Guam is highly dependent of the Japanese economy. Most of the tourist come from Japan and Korea. Tourism is the number one industry of Guam. Of course there is the US Naval Base, also the main source of income for many of the Guamanian.

So what has this got to do with debt-free life?

Well, for one, I personally got over the temptation to spend over my budget. It was so tempting to buy things there, being a tourist-centered state. It was good that for the last three days of our stay, my uncle and auntie took us into their home. Thanks to the wonderful hospitality of the Valencias! We owe you one.

The main reason why we were in Guam was to look into the possibility of doing business there. With the planned transfer of the US Naval base from Okinawa, Japan to Guam, there will be an influx of construction activity to house the more than 8,000 navy personnel which is estimated to be transferred to Guam. This will happen anytime after 2014!

I was able to talk with Filipino immigrants, who gave me an overview of their lives in Guam. They told me that credit rating is very important in Guam, just like in the US mainland. You buy most of things you need using your credit card. The thing that distinguished these Filipinos there was their sense of frugality. They work with a vision to build their own home built by themselves! (Can you believe that?)  The houses have roofs made of concrete, everything was made of concrete! I was amazed to see them prosper. They save money to send their children to school in the mainland.

Frugality. A distinguishing mark of many Filipinos in Guam. Why not?

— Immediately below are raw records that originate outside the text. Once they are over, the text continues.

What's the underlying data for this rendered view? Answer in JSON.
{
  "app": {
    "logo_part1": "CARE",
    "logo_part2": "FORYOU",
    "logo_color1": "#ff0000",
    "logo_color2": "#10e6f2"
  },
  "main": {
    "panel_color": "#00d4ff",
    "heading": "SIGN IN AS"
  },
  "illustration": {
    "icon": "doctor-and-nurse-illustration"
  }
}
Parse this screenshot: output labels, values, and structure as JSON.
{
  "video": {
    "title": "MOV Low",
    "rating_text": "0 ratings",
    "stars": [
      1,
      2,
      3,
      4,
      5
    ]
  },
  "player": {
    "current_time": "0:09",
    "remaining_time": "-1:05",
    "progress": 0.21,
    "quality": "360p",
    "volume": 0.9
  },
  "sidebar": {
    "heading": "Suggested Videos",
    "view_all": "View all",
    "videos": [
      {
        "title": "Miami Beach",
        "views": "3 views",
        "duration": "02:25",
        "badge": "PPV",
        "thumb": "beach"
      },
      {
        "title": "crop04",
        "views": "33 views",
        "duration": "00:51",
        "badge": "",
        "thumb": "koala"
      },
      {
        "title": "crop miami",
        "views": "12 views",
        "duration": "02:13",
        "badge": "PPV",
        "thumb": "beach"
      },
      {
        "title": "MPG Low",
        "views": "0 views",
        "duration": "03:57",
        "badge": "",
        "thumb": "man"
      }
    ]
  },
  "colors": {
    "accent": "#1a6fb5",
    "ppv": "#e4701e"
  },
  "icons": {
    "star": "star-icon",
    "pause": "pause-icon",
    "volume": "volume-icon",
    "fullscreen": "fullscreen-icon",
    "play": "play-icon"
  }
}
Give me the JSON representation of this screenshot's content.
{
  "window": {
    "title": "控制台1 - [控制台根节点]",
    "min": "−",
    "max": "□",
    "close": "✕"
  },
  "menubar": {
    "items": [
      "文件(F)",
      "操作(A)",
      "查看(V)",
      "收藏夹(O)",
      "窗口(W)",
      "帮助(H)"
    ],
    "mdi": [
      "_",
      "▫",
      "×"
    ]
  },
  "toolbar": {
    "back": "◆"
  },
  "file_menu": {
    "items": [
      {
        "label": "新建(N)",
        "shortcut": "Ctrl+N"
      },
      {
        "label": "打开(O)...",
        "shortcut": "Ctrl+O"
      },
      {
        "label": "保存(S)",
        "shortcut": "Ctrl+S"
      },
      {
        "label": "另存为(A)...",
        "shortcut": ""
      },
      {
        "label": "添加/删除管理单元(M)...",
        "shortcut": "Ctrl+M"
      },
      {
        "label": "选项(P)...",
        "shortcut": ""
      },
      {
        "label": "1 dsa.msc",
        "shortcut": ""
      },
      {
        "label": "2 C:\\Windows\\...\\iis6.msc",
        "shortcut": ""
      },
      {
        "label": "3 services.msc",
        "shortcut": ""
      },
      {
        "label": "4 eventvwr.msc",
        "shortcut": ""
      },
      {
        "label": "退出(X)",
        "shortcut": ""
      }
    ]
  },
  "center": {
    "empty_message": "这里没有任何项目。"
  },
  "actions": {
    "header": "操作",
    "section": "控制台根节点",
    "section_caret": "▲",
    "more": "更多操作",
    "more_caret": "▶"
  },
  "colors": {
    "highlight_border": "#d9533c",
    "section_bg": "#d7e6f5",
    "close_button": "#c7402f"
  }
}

To your debt-free life,

P.S. Did you know that Guam can be toured in half a day! How true  to their expression: Hafa Adai!!